Canada-China tensions flare over drug death sentence

AFP
Beijing
China on Tuesday vociferously defended a court’s decision to impose the death penalty on a convicted Canadian drug smuggler, escalating a diplomatic row that experts say has descended into a high-stakes game of “hostage politics”.
China’s foreign ministry blasted Canadian Prime Minister Justin Trudeau’s “irresponsible remarks” after he criticised the death sentence handed to 36-year-old Robert Lloyd Schellenberg.
Beijing and Ottawa have been squabbling since last month, when Canada arrested the chief financial officer of top Chinese telecom company Huawei on a US extradition request related to Iran sanctions violations.
In a move observers see as retaliation, Chinese authorities detained two Canadian citizens -- a former diplomat and a business consultant -- on suspicion of endangering national security.
Then authorities revisited the little-known case of Schellenberg, who was sentenced to 15 years in prison in November for drug offences.
A month later, an upper court took up his appeal and ordered a hasty retrial in the northeastern city of Dalian after ruling that the punishment was too lenient.

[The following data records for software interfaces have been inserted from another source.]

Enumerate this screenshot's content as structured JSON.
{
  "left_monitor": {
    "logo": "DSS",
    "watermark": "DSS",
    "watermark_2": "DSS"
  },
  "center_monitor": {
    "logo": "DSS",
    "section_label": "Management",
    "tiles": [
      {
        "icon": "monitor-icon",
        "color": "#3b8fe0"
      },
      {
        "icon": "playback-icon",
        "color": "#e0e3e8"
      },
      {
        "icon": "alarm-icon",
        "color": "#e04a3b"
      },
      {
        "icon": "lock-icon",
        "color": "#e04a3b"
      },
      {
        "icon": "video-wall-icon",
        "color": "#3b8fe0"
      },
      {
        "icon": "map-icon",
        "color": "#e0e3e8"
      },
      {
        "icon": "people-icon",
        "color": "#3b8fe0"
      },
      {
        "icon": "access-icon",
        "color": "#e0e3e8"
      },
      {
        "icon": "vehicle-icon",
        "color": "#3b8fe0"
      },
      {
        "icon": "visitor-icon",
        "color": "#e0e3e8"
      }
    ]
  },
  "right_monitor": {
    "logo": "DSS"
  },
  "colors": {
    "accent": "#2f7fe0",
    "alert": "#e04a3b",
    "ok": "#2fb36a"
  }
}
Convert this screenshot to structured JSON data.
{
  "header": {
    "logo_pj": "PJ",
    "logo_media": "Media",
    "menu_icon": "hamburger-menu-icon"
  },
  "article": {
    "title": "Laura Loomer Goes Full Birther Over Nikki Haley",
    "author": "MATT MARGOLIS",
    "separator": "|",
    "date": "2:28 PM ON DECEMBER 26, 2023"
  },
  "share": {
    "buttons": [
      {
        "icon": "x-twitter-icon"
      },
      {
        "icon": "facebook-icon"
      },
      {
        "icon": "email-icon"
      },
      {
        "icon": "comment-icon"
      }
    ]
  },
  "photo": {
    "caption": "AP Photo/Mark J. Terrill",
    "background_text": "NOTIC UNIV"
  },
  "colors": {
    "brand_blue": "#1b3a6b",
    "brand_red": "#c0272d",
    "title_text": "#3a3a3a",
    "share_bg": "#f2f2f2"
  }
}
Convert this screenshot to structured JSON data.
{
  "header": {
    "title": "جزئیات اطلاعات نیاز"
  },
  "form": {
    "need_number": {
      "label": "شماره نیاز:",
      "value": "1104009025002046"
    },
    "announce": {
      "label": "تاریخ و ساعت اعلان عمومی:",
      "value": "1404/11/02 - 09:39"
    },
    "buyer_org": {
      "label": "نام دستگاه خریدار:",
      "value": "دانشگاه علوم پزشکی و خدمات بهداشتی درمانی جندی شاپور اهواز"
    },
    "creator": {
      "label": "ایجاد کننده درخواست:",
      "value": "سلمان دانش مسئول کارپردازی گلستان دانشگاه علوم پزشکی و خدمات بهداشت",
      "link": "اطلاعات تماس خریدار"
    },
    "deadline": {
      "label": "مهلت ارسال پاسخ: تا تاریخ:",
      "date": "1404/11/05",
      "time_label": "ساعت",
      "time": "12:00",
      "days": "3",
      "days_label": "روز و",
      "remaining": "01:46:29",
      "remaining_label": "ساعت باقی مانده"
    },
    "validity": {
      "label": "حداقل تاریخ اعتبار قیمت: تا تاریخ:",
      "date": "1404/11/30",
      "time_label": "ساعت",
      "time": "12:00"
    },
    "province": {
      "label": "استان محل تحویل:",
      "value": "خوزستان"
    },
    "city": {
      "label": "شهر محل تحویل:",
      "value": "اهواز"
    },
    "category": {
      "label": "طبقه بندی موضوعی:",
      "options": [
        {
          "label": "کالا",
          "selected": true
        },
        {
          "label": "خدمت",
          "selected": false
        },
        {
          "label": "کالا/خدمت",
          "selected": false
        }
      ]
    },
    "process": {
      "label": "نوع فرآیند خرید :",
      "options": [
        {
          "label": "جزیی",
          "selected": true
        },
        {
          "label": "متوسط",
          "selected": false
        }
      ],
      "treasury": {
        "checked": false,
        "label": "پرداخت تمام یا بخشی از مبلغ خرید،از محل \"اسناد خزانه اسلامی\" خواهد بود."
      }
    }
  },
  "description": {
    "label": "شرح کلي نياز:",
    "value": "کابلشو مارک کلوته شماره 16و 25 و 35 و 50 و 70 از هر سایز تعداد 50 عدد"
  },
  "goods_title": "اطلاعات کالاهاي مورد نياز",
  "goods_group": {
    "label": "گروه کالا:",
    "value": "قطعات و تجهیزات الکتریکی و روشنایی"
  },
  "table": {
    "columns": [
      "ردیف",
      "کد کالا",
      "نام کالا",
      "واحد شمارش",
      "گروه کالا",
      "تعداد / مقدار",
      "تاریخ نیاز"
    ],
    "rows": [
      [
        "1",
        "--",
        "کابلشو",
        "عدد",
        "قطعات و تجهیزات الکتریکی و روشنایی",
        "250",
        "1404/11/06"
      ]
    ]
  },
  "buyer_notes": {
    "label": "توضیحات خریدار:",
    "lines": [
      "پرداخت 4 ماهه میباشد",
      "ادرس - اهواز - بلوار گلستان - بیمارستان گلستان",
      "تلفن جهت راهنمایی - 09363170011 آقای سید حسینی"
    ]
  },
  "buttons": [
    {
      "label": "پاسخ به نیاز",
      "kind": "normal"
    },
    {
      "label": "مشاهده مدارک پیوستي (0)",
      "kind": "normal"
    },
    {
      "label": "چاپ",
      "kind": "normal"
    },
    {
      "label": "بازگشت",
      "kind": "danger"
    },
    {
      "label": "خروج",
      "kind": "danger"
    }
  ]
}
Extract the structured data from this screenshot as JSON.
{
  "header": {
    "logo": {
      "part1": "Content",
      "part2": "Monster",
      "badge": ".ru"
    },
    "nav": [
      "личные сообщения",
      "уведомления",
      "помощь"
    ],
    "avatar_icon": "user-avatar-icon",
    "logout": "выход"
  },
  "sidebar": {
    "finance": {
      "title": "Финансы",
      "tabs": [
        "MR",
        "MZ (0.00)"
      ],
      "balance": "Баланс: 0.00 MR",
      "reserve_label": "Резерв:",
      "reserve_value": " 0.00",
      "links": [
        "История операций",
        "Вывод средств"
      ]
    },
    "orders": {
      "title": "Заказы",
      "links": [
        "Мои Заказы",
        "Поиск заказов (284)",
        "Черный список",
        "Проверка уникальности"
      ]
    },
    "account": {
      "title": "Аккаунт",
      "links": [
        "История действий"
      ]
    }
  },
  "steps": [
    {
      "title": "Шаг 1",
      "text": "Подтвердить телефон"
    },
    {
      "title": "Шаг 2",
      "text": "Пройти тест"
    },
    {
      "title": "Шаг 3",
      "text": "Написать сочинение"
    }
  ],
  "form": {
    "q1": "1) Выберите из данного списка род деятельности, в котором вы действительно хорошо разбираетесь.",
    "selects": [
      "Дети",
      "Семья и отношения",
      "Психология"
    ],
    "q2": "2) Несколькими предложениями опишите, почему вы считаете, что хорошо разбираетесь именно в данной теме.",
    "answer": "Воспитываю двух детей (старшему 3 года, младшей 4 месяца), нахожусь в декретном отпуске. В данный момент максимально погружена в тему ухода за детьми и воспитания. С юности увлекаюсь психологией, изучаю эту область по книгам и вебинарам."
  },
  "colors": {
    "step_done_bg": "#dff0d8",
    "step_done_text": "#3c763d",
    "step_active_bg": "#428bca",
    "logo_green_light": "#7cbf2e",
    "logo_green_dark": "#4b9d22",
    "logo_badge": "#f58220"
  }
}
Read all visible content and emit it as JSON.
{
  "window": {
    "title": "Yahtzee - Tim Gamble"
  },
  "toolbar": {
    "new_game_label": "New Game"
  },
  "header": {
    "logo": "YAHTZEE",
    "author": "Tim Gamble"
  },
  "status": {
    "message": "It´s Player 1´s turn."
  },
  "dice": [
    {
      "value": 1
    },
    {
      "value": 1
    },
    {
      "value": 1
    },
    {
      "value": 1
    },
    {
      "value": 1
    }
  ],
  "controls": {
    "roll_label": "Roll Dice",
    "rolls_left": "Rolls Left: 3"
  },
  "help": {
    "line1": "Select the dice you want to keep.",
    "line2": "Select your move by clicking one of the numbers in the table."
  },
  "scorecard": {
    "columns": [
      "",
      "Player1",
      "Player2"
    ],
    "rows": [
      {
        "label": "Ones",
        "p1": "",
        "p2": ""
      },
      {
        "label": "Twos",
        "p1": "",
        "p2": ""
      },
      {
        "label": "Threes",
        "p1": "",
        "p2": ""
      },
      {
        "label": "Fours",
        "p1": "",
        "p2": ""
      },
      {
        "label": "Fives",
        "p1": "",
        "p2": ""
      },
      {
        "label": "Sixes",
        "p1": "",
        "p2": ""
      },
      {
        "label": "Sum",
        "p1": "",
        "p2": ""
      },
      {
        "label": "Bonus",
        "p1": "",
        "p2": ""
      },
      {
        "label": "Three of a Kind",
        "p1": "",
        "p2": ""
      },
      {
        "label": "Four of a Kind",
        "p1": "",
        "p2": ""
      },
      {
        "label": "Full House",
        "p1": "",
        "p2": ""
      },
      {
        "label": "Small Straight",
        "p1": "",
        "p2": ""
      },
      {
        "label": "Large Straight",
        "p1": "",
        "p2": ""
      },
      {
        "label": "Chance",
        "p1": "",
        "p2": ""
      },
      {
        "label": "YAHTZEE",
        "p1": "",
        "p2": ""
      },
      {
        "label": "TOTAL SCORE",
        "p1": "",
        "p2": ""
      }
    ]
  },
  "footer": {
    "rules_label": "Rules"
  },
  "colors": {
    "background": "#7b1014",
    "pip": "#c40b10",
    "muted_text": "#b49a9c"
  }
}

The timing and swiftness of Schellenberg’s sentence, and the inclusion of new evidence presenting him as a key player in a plan to ship 222 kilogrammes (490 pounds) of methamphetamine to Australia, raised suspicion among observers.
“Playing hostage politics, China rushes the retrial of a Canadian suspect and sentences him to death in a fairly transparent attempt to pressure Canada,” Human Rights Watch executive director Kenneth Roth said in a tweet.
Donald Clarke, a George Washington University professor specialising in Chinese law, coined an even grimmer term for the situation: “death threat diplomacy”.
“The Chinese government is not even trying to pretend that there was a fair trial here,” he said.
Trudeau expressed “extreme concern” that China had “chosen to arbitrarily” apply the death penalty.
But Chinese foreign ministry spokeswoman Hua Chunying denied Beijing had politicised Schellenberg’s case, calling on Canada to “respect China’s judicial sovereignty... and stop making such irresponsible remarks”.
Schellenberg plans to appeal, his lawyer told AFP.